> [Collected data entries]
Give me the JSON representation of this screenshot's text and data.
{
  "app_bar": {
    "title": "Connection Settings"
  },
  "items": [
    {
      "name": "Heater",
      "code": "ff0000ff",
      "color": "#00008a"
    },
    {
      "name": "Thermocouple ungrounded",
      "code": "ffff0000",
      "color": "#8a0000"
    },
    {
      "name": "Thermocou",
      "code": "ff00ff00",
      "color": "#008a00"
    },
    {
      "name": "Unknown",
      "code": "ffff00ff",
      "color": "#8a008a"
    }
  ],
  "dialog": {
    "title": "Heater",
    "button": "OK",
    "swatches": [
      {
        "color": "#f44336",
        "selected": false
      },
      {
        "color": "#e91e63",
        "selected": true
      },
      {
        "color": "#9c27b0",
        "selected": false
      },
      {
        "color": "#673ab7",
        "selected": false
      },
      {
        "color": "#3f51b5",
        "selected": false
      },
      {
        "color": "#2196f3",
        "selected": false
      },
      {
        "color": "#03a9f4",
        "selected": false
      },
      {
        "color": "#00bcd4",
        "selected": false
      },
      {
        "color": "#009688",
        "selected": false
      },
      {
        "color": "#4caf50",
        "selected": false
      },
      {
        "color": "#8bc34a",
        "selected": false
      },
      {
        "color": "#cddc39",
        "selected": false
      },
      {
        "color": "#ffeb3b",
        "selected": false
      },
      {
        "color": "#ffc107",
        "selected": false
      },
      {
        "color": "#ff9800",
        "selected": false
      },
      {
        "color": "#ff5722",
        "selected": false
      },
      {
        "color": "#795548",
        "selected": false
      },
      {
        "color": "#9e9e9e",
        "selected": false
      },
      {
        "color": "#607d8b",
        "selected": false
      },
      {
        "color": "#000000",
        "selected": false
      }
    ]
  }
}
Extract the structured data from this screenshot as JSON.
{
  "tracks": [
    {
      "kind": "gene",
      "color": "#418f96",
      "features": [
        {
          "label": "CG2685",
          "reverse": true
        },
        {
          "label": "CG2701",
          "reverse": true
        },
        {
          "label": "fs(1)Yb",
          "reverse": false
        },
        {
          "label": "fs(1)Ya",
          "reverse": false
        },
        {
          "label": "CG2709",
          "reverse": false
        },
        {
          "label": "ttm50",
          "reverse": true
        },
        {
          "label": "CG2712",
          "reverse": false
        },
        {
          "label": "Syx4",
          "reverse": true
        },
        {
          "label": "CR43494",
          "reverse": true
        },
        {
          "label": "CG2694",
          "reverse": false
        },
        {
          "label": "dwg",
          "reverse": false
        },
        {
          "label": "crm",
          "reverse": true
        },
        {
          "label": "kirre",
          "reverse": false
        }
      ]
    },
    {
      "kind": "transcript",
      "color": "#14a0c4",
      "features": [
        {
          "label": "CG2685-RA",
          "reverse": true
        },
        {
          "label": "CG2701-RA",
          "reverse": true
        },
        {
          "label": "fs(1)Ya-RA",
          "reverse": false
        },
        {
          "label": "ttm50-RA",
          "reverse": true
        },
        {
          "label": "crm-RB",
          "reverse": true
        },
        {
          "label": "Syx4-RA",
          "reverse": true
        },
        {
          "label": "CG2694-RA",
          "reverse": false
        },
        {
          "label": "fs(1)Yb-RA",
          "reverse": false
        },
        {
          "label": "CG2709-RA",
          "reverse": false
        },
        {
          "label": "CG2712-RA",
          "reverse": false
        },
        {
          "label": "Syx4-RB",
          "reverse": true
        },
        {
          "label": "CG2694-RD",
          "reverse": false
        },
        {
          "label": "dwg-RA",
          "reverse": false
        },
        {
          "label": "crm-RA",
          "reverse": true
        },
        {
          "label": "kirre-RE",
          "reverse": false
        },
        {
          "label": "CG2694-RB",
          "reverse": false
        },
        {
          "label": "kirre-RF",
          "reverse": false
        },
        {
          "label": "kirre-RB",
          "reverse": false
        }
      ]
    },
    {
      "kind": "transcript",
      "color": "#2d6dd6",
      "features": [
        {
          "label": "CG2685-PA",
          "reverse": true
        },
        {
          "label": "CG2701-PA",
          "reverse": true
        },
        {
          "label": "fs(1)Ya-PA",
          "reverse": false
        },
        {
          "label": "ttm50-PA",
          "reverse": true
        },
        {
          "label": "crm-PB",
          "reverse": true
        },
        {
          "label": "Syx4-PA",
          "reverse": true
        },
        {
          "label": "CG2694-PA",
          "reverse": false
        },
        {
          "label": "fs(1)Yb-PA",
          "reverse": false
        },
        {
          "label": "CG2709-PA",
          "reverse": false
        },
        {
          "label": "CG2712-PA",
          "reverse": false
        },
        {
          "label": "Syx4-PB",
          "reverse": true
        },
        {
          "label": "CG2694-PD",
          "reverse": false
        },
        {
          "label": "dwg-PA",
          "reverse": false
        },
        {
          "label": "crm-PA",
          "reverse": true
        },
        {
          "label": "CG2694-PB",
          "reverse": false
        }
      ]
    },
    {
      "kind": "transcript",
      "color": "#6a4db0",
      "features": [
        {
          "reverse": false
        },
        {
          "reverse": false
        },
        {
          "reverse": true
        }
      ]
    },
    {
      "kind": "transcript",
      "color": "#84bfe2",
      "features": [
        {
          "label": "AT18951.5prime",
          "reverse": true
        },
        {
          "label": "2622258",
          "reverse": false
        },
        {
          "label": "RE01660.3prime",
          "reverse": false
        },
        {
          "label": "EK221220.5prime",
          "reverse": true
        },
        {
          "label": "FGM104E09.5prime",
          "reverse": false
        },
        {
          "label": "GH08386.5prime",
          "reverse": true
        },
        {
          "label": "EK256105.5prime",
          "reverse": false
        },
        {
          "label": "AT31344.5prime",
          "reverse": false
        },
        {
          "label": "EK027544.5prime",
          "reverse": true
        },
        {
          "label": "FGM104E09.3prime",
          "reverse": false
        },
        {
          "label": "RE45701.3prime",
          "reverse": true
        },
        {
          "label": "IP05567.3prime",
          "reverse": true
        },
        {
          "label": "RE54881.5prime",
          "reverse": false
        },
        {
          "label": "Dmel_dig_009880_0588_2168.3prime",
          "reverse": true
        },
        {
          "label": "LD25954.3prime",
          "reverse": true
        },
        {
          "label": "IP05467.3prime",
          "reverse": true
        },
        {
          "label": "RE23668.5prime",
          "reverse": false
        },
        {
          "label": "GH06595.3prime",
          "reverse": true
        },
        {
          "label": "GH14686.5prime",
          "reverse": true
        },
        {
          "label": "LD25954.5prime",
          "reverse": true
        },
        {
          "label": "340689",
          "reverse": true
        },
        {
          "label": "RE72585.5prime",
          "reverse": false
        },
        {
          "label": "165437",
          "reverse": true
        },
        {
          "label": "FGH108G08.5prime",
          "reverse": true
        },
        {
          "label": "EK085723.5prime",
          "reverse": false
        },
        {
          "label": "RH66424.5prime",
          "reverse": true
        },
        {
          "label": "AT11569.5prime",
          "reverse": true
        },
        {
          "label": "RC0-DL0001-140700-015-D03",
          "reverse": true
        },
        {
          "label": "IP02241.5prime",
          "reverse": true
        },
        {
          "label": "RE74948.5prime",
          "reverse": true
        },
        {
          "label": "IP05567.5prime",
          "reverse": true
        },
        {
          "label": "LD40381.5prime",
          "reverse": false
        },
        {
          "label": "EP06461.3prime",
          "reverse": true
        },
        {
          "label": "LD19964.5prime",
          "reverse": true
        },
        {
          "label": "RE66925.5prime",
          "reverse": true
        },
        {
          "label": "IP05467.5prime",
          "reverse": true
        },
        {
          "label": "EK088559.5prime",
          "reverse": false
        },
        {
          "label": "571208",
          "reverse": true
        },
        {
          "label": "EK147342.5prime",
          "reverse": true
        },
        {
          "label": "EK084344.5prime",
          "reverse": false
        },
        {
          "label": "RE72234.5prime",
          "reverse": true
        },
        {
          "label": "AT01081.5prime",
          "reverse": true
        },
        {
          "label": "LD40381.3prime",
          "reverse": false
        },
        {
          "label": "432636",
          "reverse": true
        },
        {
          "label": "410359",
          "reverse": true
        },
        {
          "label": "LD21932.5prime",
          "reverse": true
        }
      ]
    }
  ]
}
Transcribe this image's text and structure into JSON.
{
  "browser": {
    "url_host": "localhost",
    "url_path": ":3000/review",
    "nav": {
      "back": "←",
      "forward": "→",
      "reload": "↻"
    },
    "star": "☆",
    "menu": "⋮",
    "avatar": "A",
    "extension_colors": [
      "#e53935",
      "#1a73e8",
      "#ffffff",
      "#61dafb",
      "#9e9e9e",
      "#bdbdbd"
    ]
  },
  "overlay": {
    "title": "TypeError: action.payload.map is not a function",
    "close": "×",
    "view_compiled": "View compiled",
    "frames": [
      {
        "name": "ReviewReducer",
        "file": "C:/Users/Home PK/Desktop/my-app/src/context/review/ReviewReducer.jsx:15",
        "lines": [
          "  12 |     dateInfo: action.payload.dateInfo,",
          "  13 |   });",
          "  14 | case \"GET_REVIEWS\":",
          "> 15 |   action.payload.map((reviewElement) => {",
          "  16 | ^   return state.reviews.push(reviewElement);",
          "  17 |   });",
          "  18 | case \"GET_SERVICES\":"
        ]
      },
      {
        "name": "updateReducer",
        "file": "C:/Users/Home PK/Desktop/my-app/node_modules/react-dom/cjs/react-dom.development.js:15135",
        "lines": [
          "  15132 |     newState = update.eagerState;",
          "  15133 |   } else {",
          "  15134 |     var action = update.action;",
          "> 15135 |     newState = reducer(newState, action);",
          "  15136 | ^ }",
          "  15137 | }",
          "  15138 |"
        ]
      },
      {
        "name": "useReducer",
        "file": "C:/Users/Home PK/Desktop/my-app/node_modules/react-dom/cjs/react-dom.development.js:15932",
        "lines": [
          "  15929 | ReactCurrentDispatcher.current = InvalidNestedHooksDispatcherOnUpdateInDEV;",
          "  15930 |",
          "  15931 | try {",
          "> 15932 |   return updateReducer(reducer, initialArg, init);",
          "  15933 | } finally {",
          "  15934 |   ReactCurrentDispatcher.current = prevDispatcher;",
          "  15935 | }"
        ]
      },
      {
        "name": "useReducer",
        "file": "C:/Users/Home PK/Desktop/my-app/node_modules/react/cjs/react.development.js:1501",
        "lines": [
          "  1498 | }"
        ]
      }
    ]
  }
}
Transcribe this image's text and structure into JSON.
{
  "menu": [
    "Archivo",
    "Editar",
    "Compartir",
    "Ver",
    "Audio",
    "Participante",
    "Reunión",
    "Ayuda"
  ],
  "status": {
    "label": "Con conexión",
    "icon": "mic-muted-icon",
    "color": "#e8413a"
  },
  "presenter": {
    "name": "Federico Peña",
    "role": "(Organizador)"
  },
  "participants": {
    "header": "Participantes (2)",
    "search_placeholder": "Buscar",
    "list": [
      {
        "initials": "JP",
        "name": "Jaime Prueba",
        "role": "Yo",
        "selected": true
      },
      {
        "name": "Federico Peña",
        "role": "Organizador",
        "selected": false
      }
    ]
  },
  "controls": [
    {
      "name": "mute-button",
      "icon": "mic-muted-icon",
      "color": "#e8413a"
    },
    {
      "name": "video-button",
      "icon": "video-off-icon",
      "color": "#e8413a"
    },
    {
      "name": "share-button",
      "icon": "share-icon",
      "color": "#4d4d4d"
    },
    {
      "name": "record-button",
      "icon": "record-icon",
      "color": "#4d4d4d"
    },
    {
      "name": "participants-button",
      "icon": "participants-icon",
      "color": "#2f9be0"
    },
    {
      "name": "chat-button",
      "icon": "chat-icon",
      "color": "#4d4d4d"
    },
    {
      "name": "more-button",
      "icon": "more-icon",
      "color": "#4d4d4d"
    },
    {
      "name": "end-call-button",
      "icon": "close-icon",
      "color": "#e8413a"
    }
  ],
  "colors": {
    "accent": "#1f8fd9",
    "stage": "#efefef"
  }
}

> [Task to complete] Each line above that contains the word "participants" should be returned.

> [Answer below]
  "participants": {
      "name": "participants-button",
      "icon": "participants-icon",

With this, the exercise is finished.